-------- RECORDED INFORMATION
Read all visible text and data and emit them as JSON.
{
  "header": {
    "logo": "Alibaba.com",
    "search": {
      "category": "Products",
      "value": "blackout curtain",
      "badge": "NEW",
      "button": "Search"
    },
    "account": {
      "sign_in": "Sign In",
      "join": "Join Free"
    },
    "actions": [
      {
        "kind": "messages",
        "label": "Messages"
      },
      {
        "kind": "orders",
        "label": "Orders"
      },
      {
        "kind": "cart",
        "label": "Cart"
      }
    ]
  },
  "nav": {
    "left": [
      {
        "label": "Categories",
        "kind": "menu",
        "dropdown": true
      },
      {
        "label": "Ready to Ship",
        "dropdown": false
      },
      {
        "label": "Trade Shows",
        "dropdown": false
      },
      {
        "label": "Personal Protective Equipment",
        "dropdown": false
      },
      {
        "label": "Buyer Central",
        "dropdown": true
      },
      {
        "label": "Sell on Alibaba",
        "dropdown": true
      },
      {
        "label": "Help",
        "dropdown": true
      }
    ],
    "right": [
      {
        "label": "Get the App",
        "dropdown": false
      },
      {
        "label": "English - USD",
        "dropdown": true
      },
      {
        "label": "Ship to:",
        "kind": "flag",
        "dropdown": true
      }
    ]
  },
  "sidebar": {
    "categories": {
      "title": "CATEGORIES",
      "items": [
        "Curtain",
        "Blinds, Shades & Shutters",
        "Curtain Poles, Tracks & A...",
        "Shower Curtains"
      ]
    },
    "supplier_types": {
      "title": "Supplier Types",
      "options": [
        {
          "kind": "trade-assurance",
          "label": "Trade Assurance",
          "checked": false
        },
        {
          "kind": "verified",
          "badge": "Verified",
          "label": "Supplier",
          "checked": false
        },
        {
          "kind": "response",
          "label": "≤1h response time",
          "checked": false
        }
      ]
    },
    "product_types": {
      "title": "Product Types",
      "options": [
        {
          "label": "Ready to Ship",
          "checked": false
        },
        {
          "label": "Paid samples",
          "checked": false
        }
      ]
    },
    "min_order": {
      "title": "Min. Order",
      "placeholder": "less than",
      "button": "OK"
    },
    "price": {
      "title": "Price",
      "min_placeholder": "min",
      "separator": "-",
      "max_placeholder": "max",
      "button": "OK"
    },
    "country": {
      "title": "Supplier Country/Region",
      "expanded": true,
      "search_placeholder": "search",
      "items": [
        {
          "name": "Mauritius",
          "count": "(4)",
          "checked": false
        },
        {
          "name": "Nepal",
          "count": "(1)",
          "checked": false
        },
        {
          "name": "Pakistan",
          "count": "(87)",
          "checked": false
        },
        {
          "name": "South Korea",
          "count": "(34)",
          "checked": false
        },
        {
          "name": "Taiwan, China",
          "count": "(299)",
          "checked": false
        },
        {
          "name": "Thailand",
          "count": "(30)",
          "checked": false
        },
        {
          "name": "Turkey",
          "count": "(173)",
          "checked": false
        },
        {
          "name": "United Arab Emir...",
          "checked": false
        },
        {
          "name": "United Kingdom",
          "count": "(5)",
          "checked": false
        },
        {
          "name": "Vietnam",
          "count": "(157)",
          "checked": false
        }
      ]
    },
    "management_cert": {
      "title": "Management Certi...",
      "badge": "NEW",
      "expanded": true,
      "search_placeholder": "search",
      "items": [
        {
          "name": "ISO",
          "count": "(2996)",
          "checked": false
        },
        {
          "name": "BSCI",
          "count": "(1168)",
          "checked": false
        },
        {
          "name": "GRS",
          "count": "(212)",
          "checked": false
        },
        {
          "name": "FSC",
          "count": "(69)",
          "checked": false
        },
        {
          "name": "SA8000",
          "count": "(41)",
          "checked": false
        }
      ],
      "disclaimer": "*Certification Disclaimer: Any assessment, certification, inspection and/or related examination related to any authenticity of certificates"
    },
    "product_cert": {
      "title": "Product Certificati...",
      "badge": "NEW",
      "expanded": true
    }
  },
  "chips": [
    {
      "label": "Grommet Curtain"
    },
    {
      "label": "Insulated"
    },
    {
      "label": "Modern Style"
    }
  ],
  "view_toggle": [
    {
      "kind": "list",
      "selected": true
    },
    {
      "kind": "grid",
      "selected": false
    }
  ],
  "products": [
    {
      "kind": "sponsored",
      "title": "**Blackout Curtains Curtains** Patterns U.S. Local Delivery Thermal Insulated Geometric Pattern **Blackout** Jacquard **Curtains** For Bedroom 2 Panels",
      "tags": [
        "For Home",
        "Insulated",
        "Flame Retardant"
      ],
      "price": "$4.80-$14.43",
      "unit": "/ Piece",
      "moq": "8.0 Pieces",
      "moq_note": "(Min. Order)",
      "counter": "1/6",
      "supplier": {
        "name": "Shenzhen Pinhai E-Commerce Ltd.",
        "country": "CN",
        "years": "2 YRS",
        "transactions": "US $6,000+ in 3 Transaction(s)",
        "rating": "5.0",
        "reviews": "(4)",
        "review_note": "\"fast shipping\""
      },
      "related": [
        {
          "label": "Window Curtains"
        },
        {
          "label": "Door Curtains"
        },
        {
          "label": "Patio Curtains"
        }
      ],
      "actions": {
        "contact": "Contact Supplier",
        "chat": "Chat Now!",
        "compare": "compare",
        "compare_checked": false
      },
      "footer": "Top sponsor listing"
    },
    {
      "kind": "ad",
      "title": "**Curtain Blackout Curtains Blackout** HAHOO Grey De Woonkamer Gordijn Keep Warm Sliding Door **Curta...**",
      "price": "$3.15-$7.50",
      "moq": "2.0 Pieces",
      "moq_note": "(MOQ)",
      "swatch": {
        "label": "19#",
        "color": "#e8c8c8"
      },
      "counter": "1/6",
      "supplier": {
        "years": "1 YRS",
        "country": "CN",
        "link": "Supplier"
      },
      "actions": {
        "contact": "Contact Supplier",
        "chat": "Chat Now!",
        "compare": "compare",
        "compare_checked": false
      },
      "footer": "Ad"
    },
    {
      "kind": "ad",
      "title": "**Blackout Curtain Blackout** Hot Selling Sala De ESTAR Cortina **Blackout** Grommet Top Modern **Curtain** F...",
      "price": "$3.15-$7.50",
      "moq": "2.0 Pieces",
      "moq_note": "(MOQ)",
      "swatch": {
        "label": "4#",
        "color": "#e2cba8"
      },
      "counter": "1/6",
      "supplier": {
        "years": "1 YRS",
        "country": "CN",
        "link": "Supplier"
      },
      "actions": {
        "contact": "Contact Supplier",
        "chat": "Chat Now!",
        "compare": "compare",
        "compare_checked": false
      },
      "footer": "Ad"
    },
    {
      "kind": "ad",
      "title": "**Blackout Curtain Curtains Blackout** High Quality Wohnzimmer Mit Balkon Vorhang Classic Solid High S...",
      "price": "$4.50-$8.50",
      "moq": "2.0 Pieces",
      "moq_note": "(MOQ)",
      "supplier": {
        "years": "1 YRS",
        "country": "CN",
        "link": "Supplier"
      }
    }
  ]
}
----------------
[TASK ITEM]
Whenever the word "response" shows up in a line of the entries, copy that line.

[EXERCISE ANSWER]
          "kind": "response",
          "label": "≤1h response time",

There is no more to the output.